    I'm having trouble with this rather simple problem while revising integration:

    a) Differentiate e^{-3x}sin(2x) and e^{-3x}cos(2x) with respect to x.
    \frac{d}{dx}(e^{-3x}sin(2x))=e^{-3x}(2cos(2x)-3sin(2x))
    \frac{d}{dx}(e^{-3x}cos(2x))=e^{-3x}(3cos(2x)+2sin(2x))

    b) Hence show that
    e^{-3x}sin(2x)+c_1 = -3{\int}e^{-3x}sin(2x)+2{\int}e^{-3x}cos(2x)
    and e^{-3x}cos(2x)+c_2 = -3{\int}e^{-3x}cos(2x)-2{\int}e^{-3x}sin(2x)
    c) Use the two equations from b to determine {\int}e^{-3x}sin(2x).

    Thank you for your time.
    Follow Math Help Forum on Facebook and Google+

  2. #2
    MHF Contributor
    Prove It's Avatar
    Joined
    Aug 2008
    Posts
    11,569
    Thanks
    1428

    Re: Integration

    First of all, you have a sign error in $\displaystyle \begin{align*} \frac{\mathrm{d}}{\mathrm{d}x} \left[ \mathrm{e}^{-3x}\cos{ \left( 2x \right) } \right] = -3\mathrm{e}^{-3x}\cos{ \left( 2x \right) } - 2\mathrm{e}^{-3x}\sin{ \left( 2x \right) } = -\mathrm{e}^{-3x} \left[ 3\cos{ \left( 2x \right) } + 2 \sin{ \left( 2x \right) } \right] \end{align*}$. This might have affected your chances to get further...
    Thanks from Fratricide
    Follow Math Help Forum on Facebook and Google+

  3. #3
    Member
    Joined
    Jan 2013
    From
    Australia
    Posts
    166
    Thanks
    3

    Re: Integration

    Thanks, but I'm still stuck on b and c.
    Follow Math Help Forum on Facebook and Google+

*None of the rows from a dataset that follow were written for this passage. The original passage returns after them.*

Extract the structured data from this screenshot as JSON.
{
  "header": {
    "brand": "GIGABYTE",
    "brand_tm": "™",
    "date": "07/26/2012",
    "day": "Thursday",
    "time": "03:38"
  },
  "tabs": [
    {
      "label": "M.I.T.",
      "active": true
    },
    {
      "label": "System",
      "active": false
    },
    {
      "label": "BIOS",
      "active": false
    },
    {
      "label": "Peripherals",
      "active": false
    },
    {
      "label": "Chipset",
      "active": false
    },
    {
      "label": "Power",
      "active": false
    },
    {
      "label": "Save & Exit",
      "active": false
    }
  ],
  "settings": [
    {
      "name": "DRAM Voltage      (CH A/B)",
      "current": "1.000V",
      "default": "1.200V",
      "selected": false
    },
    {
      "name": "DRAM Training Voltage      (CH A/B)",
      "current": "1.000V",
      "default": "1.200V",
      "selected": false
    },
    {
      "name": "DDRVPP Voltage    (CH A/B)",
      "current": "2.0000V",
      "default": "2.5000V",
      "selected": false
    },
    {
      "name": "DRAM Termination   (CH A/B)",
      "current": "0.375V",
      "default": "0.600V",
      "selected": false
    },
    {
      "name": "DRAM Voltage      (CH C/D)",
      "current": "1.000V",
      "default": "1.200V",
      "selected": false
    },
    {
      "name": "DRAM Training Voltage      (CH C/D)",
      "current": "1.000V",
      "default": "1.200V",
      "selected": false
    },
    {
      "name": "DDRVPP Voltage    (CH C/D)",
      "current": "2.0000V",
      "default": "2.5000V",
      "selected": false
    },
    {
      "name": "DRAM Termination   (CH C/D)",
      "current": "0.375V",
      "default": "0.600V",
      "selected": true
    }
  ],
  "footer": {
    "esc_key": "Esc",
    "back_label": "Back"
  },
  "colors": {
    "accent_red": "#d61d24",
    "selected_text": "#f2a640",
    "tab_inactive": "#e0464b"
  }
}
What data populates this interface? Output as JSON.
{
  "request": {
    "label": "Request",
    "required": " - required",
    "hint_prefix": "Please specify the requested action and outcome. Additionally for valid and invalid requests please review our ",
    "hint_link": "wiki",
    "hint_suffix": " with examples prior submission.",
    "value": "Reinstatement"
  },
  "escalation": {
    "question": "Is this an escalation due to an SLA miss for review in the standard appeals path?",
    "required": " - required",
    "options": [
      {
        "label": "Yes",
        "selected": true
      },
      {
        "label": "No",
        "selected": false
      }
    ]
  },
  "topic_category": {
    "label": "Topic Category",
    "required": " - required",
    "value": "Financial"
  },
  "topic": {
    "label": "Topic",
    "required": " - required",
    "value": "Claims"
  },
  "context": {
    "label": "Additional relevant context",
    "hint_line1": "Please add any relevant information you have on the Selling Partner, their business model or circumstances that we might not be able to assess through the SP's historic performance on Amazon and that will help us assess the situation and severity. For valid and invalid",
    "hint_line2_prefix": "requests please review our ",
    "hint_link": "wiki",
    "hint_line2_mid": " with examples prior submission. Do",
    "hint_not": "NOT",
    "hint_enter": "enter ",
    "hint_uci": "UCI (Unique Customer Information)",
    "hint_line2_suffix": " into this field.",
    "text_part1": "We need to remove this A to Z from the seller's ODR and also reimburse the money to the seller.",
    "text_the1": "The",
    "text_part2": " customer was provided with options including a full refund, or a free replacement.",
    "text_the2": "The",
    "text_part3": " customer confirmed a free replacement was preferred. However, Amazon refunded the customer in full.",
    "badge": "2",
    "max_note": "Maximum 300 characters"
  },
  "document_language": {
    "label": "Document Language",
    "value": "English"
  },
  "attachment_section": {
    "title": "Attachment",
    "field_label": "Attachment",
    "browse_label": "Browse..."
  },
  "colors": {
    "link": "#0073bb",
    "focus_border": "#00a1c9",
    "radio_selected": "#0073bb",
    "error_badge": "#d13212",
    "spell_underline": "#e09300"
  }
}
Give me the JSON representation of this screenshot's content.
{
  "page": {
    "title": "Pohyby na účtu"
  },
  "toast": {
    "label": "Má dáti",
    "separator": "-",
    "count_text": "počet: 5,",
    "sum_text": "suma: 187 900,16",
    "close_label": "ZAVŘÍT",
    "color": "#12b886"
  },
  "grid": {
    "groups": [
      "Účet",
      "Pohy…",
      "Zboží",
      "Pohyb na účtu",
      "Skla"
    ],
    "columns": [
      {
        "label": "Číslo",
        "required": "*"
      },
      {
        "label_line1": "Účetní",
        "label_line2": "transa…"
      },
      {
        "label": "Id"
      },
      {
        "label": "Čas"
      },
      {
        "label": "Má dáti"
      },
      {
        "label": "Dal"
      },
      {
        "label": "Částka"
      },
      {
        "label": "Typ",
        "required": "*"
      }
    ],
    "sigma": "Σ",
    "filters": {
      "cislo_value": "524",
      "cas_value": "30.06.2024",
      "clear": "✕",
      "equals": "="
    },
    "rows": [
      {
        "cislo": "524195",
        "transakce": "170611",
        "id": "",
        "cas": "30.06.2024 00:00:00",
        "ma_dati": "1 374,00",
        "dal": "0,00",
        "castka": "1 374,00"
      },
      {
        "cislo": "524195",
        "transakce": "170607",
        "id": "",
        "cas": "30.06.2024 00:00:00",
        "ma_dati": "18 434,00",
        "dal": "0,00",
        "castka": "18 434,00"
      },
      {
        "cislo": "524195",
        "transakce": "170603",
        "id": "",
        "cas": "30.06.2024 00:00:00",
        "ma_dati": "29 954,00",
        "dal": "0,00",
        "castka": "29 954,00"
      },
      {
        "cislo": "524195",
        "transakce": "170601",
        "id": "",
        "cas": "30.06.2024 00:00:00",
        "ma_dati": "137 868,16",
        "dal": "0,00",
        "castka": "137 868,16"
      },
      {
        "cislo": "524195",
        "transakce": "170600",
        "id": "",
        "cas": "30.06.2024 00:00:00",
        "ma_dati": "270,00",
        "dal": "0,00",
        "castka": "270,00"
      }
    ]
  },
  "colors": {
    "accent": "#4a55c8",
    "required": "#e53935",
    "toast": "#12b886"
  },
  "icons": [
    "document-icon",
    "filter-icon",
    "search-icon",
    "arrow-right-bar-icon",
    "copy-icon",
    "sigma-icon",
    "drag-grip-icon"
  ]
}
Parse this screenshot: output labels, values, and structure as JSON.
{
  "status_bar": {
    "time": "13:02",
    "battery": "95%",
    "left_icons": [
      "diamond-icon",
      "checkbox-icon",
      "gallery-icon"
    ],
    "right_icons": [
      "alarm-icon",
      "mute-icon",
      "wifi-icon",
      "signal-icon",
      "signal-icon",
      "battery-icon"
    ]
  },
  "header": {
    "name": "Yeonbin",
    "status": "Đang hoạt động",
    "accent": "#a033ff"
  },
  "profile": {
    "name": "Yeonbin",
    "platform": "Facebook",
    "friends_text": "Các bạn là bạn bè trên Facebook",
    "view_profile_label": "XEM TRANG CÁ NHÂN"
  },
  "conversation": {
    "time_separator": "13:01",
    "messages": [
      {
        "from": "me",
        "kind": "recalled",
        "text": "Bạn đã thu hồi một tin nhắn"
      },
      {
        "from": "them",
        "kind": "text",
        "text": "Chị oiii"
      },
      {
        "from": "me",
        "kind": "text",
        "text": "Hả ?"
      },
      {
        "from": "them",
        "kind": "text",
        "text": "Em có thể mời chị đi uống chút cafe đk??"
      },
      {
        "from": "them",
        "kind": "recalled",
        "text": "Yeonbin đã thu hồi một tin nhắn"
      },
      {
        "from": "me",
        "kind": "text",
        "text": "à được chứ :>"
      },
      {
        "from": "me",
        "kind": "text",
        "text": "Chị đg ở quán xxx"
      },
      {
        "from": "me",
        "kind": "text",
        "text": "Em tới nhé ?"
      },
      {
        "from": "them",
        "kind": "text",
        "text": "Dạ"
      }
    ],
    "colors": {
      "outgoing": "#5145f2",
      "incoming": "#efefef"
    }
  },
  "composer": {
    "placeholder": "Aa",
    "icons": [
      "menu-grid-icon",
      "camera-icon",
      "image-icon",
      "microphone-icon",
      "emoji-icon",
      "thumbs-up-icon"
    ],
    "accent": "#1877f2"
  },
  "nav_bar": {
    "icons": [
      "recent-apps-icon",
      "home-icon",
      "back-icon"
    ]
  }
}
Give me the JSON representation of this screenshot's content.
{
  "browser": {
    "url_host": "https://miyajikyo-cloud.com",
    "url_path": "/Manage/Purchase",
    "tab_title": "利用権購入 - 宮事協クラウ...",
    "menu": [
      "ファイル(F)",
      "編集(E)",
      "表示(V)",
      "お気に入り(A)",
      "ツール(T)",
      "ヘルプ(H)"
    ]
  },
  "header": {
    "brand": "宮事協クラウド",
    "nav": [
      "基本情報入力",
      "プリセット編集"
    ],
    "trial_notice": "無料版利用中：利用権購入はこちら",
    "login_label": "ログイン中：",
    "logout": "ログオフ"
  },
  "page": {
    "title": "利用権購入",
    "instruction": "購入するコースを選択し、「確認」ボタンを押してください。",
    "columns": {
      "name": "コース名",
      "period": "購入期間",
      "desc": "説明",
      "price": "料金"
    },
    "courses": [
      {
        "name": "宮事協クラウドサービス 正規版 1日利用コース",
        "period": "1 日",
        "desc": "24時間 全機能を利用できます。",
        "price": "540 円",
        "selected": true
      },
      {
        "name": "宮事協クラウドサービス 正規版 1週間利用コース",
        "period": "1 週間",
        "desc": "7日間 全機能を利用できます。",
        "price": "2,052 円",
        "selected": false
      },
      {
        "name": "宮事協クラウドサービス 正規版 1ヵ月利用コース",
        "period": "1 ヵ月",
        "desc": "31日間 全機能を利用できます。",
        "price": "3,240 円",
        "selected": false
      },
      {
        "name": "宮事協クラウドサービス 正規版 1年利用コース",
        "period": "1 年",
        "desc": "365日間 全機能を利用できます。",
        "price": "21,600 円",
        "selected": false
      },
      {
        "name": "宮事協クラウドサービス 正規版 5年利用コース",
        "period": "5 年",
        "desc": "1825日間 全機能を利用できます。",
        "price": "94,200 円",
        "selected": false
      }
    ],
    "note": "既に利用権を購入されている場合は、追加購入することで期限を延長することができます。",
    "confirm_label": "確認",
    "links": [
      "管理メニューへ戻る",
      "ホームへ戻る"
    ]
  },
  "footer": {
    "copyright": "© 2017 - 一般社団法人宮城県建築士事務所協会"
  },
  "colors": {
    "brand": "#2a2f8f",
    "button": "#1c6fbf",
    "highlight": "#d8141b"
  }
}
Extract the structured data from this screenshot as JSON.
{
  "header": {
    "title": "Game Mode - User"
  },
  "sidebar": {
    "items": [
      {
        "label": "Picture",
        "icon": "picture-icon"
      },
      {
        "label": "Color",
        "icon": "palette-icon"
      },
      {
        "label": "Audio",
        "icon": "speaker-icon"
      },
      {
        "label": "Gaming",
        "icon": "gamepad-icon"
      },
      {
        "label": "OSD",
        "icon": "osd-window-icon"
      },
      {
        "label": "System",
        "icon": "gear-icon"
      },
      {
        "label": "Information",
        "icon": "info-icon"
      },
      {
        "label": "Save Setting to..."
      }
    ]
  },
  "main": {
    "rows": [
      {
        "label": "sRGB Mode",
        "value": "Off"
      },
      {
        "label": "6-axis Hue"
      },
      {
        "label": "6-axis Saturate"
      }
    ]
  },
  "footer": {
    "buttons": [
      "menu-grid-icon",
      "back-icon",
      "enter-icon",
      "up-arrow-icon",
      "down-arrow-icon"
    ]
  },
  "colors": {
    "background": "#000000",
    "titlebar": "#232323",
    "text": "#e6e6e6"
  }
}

  4. #4
    Member
    Joined
    Jan 2013
    From
    Australia
    Posts
    166
    Thanks
    3

    Re: Integration

    Nevermind, I worked it out.
    Follow Math Help Forum on Facebook and Google+

  5. #5
    Newbie
    Joined
    Aug 2014
    From
    Camden, NJ
    Posts
    3

    Re: Integration

    The answer for the second derivative of part (a) is missing a negative sign(-) in the front.

    Part (b) follows from part (a) from the difference rule of integration.

    Part (c) can be found by multiplying both equations from (b) by a constant so as to eliminate the {\int}e^{-3x}cos(2x) when adding both equations together.
    Follow Math Help Forum on Facebook and Google+

Similar Math Help Forum Discussions

  1. Replies: 3
    Last Post: November 3rd 2010, 12:54 AM
  2. Replies: 2
    Last Post: November 2nd 2010, 04:57 AM
  3. Replies: 8
    Last Post: September 2nd 2010, 12:27 PM
  4. Replies: 2
    Last Post: February 19th 2010, 10:55 AM
  5. Replies: 6
    Last Post: May 25th 2009, 06:58 AM

Search Tags


/mathhelpforum @mathhelpforum